Excerpts from an interface dataset:
######

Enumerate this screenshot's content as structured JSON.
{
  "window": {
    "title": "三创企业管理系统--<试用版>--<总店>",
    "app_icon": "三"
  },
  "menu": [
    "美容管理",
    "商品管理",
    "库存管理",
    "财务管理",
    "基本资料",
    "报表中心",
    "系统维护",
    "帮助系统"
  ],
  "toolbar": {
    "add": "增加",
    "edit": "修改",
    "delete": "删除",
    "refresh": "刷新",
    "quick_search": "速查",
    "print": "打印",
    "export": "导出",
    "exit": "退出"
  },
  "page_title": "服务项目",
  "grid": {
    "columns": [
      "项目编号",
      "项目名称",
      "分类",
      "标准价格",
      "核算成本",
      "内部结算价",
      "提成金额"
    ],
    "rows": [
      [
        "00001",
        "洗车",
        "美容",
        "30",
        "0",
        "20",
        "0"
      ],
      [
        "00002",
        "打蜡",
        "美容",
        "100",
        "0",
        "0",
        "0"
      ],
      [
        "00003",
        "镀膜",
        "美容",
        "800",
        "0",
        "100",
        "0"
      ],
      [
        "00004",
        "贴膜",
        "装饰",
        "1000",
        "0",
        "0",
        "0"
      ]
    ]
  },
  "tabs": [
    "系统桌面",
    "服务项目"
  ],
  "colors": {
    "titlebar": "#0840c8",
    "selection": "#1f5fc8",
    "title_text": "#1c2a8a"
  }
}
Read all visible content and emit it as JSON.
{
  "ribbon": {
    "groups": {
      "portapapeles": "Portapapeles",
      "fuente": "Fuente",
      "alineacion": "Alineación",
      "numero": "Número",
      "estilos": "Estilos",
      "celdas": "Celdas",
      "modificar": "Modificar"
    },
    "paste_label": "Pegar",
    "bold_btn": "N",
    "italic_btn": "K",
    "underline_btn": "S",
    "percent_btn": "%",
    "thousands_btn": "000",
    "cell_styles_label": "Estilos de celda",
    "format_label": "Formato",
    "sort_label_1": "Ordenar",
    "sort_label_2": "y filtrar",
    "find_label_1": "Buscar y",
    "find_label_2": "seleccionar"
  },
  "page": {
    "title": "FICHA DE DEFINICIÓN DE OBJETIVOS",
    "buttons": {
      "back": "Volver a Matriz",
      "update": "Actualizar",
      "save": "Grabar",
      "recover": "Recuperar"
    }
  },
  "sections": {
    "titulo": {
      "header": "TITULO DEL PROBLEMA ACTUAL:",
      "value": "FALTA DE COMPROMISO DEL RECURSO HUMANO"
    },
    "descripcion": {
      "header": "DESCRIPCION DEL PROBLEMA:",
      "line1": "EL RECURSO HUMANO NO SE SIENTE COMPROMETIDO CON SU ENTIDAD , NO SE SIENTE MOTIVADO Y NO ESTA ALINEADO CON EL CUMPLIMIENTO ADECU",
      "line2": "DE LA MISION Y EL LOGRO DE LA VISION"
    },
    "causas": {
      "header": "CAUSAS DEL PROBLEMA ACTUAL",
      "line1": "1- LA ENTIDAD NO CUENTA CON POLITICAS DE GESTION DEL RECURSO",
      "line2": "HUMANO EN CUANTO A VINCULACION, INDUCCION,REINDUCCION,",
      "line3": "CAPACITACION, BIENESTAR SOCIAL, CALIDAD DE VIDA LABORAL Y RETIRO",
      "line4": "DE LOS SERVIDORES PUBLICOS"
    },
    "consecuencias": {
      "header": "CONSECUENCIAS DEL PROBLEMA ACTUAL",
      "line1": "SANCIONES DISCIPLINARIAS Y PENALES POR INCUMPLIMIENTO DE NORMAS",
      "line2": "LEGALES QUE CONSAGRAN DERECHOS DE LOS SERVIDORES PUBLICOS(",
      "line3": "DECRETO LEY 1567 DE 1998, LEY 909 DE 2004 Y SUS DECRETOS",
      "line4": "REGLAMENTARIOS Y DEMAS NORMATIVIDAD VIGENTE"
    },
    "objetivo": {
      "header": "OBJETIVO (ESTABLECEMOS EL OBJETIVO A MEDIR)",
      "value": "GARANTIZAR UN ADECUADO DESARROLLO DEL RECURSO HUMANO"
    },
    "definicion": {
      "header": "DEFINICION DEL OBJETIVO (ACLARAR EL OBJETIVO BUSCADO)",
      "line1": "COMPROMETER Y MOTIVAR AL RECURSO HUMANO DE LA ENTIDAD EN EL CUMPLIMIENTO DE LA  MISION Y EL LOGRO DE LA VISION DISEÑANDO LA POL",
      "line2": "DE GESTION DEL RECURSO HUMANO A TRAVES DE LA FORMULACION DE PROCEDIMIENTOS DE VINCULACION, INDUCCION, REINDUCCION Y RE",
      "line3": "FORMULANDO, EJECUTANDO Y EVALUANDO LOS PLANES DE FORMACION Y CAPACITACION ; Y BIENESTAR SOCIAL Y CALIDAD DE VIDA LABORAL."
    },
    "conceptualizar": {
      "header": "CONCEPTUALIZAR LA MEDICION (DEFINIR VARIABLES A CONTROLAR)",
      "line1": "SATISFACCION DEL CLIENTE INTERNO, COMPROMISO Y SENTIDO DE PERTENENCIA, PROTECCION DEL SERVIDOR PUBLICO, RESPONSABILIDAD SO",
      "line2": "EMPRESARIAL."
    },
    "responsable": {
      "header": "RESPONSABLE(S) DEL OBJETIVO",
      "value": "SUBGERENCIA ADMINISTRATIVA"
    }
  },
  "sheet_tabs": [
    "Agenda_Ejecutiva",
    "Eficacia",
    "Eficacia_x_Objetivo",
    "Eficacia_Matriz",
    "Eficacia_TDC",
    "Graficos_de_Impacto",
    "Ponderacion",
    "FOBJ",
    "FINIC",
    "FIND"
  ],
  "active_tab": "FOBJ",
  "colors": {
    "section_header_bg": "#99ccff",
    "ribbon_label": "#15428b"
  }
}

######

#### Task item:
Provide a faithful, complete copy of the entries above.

#### The completed task:
Enumerate this screenshot's content as structured JSON.
{
  "window": {
    "title": "三创企业管理系统--<试用版>--<总店>",
    "app_icon": "三"
  },
  "menu": [
    "美容管理",
    "商品管理",
    "库存管理",
    "财务管理",
    "基本资料",
    "报表中心",
    "系统维护",
    "帮助系统"
  ],
  "toolbar": {
    "add": "增加",
    "edit": "修改",
    "delete": "删除",
    "refresh": "刷新",
    "quick_search": "速查",
    "print": "打印",
    "export": "导出",
    "exit": "退出"
  },
  "page_title": "服务项目",
  "grid": {
    "columns": [
      "项目编号",
      "项目名称",
      "分类",
      "标准价格",
      "核算成本",
      "内部结算价",
      "提成金额"
    ],
    "rows": [
      [
        "00001",
        "洗车",
        "美容",
        "30",
        "0",
        "20",
        "0"
      ],
      [
        "00002",
        "打蜡",
        "美容",
        "100",
        "0",
        "0",
        "0"
      ],
      [
        "00003",
        "镀膜",
        "美容",
        "800",
        "0",
        "100",
        "0"
      ],
      [
        "00004",
        "贴膜",
        "装饰",
        "1000",
        "0",
        "0",
        "0"
      ]
    ]
  },
  "tabs": [
    "系统桌面",
    "服务项目"
  ],
  "colors": {
    "titlebar": "#0840c8",
    "selection": "#1f5fc8",
    "title_text": "#1c2a8a"
  }
}
Read all visible content and emit it as JSON.
{
  "ribbon": {
    "groups": {
      "portapapeles": "Portapapeles",
      "fuente": "Fuente",
      "alineacion": "Alineación",
      "numero": "Número",
      "estilos": "Estilos",
      "celdas": "Celdas",
      "modificar": "Modificar"
    },
    "paste_label": "Pegar",
    "bold_btn": "N",
    "italic_btn": "K",
    "underline_btn": "S",
    "percent_btn": "%",
    "thousands_btn": "000",
    "cell_styles_label": "Estilos de celda",
    "format_label": "Formato",
    "sort_label_1": "Ordenar",
    "sort_label_2": "y filtrar",
    "find_label_1": "Buscar y",
    "find_label_2": "seleccionar"
  },
  "page": {
    "title": "FICHA DE DEFINICIÓN DE OBJETIVOS",
    "buttons": {
      "back": "Volver a Matriz",
      "update": "Actualizar",
      "save": "Grabar",
      "recover": "Recuperar"
    }
  },
  "sections": {
    "titulo": {
      "header": "TITULO DEL PROBLEMA ACTUAL:",
      "value": "FALTA DE COMPROMISO DEL RECURSO HUMANO"
    },
    "descripcion": {
      "header": "DESCRIPCION DEL PROBLEMA:",
      "line1": "EL RECURSO HUMANO NO SE SIENTE COMPROMETIDO CON SU ENTIDAD , NO SE SIENTE MOTIVADO Y NO ESTA ALINEADO CON EL CUMPLIMIENTO ADECU",
      "line2": "DE LA MISION Y EL LOGRO DE LA VISION"
    },
    "causas": {
      "header": "CAUSAS DEL PROBLEMA ACTUAL",
      "line1": "1- LA ENTIDAD NO CUENTA CON POLITICAS DE GESTION DEL RECURSO",
      "line2": "HUMANO EN CUANTO A VINCULACION, INDUCCION,REINDUCCION,",
      "line3": "CAPACITACION, BIENESTAR SOCIAL, CALIDAD DE VIDA LABORAL Y RETIRO",
      "line4": "DE LOS SERVIDORES PUBLICOS"
    },
    "consecuencias": {
      "header": "CONSECUENCIAS DEL PROBLEMA ACTUAL",
      "line1": "SANCIONES DISCIPLINARIAS Y PENALES POR INCUMPLIMIENTO DE NORMAS",
      "line2": "LEGALES QUE CONSAGRAN DERECHOS DE LOS SERVIDORES PUBLICOS(",
      "line3": "DECRETO LEY 1567 DE 1998, LEY 909 DE 2004 Y SUS DECRETOS",
      "line4": "REGLAMENTARIOS Y DEMAS NORMATIVIDAD VIGENTE"
    },
    "objetivo": {
      "header": "OBJETIVO (ESTABLECEMOS EL OBJETIVO A MEDIR)",
      "value": "GARANTIZAR UN ADECUADO DESARROLLO DEL RECURSO HUMANO"
    },
    "definicion": {
      "header": "DEFINICION DEL OBJETIVO (ACLARAR EL OBJETIVO BUSCADO)",
      "line1": "COMPROMETER Y MOTIVAR AL RECURSO HUMANO DE LA ENTIDAD EN EL CUMPLIMIENTO DE LA  MISION Y EL LOGRO DE LA VISION DISEÑANDO LA POL",
      "line2": "DE GESTION DEL RECURSO HUMANO A TRAVES DE LA FORMULACION DE PROCEDIMIENTOS DE VINCULACION, INDUCCION, REINDUCCION Y RE",
      "line3": "FORMULANDO, EJECUTANDO Y EVALUANDO LOS PLANES DE FORMACION Y CAPACITACION ; Y BIENESTAR SOCIAL Y CALIDAD DE VIDA LABORAL."
    },
    "conceptualizar": {
      "header": "CONCEPTUALIZAR LA MEDICION (DEFINIR VARIABLES A CONTROLAR)",
      "line1": "SATISFACCION DEL CLIENTE INTERNO, COMPROMISO Y SENTIDO DE PERTENENCIA, PROTECCION DEL SERVIDOR PUBLICO, RESPONSABILIDAD SO",
      "line2": "EMPRESARIAL."
    },
    "responsable": {
      "header": "RESPONSABLE(S) DEL OBJETIVO",
      "value": "SUBGERENCIA ADMINISTRATIVA"
    }
  },
  "sheet_tabs": [
    "Agenda_Ejecutiva",
    "Eficacia",
    "Eficacia_x_Objetivo",
    "Eficacia_Matriz",
    "Eficacia_TDC",
    "Graficos_de_Impacto",
    "Ponderacion",
    "FOBJ",
    "FINIC",
    "FIND"
  ],
  "active_tab": "FOBJ",
  "colors": {
    "section_header_bg": "#99ccff",
    "ribbon_label": "#15428b"
  }
}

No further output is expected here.